What is the center point of the human connection? What do all humans have in common?
In Self-Compassion, Kristin Neff says that engaging in self-compassion means being aware that the pain you feel is the same pain others feel during hard times. Recognizing suffering as a connection point bonds you to all human beings.
Keep reading to learn what connects human beings on a grounded level.
Suffering Is the Universal Human Connection Point
Our common humanity is the most important point of the human connection because it transcends all other group distinctions and can’t be reduced. In other words, our shared humanity is bigger than race, class, and gender lines; political and religious affiliations; and football, foosball, and hockey teams. She says it’s critical to see your self-worth and sense of belonging as rooted in common humanity because it’s the single, all-encompassing category from which you can never be cast out. You can get kicked off the foosball team, but you’ll always be part of humanity.
(Shortform note: Human behavior experts say the danger of being part of a group is that your desire to belong to it can become your central identity. When the group gives you a greater sense of purpose than anything else, you may start looking for ways to set yourself apart from people who aren’t in it. In doing this, you lose your ability to see or benefit from gifts and support of people outside the group that could be helpful to you.)
Neff says that central to connecting with others is acknowledging a) your imperfections and b) that these imperfections are one small part of a larger, multifaceted picture of characteristics and circumstances that make you who you are—as opposed to all-defining characteristics that make you bad or unworthy. When you view your flaws as part of a larger whole and things to learn and grow from, you can be less critical of them and acknowledge that you’re doing the best you can with the circumstances at hand.
(Shortform note: In The Gifts of Imperfection, Brené Brown says it takes courage to show your flaws to the world.

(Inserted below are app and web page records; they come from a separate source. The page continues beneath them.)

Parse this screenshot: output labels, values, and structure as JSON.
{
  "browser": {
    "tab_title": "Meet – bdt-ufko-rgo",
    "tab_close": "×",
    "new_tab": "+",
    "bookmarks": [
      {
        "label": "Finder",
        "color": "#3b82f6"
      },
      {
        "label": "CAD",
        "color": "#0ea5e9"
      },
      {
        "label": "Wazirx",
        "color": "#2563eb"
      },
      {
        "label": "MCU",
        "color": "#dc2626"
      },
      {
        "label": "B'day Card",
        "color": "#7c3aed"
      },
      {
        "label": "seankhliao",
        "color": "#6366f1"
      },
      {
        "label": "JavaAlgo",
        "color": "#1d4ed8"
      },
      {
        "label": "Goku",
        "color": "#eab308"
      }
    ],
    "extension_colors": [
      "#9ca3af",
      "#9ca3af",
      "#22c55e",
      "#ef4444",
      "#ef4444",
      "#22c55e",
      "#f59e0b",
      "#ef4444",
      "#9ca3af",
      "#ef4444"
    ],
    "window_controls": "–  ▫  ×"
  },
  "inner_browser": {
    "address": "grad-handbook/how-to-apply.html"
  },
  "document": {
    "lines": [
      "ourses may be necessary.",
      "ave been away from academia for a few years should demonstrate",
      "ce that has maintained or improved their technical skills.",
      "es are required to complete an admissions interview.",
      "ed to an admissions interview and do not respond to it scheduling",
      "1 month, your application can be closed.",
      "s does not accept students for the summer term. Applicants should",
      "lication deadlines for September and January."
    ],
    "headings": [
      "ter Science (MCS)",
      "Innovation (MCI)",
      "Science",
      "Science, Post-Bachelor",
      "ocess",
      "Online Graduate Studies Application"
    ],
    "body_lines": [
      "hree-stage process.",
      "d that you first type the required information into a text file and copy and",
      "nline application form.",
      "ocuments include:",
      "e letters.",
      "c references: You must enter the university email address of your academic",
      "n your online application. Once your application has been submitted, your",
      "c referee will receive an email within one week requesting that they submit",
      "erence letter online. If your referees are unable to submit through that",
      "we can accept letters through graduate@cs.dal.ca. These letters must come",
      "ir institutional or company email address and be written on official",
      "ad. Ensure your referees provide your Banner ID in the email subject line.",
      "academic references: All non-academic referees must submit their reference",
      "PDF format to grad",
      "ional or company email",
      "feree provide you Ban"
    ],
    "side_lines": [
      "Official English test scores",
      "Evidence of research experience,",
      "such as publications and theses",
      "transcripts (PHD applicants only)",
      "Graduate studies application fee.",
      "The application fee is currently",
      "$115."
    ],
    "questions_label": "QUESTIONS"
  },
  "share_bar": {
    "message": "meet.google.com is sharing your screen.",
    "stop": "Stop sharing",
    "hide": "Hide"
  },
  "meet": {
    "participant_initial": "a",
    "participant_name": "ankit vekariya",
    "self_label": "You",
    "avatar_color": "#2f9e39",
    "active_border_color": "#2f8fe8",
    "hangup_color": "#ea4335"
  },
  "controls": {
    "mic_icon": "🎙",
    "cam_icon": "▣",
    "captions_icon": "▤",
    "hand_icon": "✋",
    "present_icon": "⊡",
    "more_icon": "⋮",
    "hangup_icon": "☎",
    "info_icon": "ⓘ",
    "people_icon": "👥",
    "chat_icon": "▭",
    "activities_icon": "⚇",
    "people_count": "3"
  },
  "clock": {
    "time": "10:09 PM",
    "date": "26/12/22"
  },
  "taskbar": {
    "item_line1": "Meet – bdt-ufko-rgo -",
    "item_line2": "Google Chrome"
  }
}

To do so, you have to learn to accept your imperfections rather than see them as something to be ashamed of. The more you can recognize your vulnerabilities as gifts that make you unique, not limitations you need to hide, the more you’ll be able to accept your whole self.)
When you don’t see this connection and focus on your misery or lack of self-worth, it’s difficult to see anything outside of your experience, which can leave you feeling disconnected, isolated, and alone. This problem is particularly pronounced for individuals consumed with self-loathing or unhappiness—for example, people who feel deep shame or inadequacy, and perfectionists.
(Shortform note: Some people have another take on Neff’s view that suffering is a means of connecting to people, arguing that God intentionally brings you suffering for the explicit purpose of helping others. Under this view, when you’re in pain, you’re more able to connect with and provide encouragement to others who are also in pain because God has provided comfort to you in your time of suffering. When you have the strength to allow others to see your weakness, you show them the grace and strength God has shown you in your suffering—and that he extends that grace and strength to them, as well.)
Neff points out two things that worsen the problem of focusing too much on our individual troubles and not enough on our common humanity:
- An American culture that encourages stoicism, individualism, and distinguishing yourself as better and more successful than others
- The human tendency to join groups and teams and adopt an “us vs. them” mentality that centers on diminishing and ostracizing non-group members
Both factors encourage a mindset of disconnection and factioning off from others, rather than connection and coming together.
(Shortform note: Research indicates that people worldwide are becoming more independent, self-reliant, and self-centered as time passes, but for different reasons than those Neff proposes. The rise in individualism, coupled with rising rates of narcissism, may be making people more isolated and focused on ourselves than on others. Experts attribute the rise of individualism to a) countries becoming more economically developed, which increases people’s ability to be self-reliant and b) an increase in transmittable diseases, which may disincentivize people from connecting with others, and c) social media and a heightened focus on narcissistic role models, which encourages a “me me me” cultural mindset. )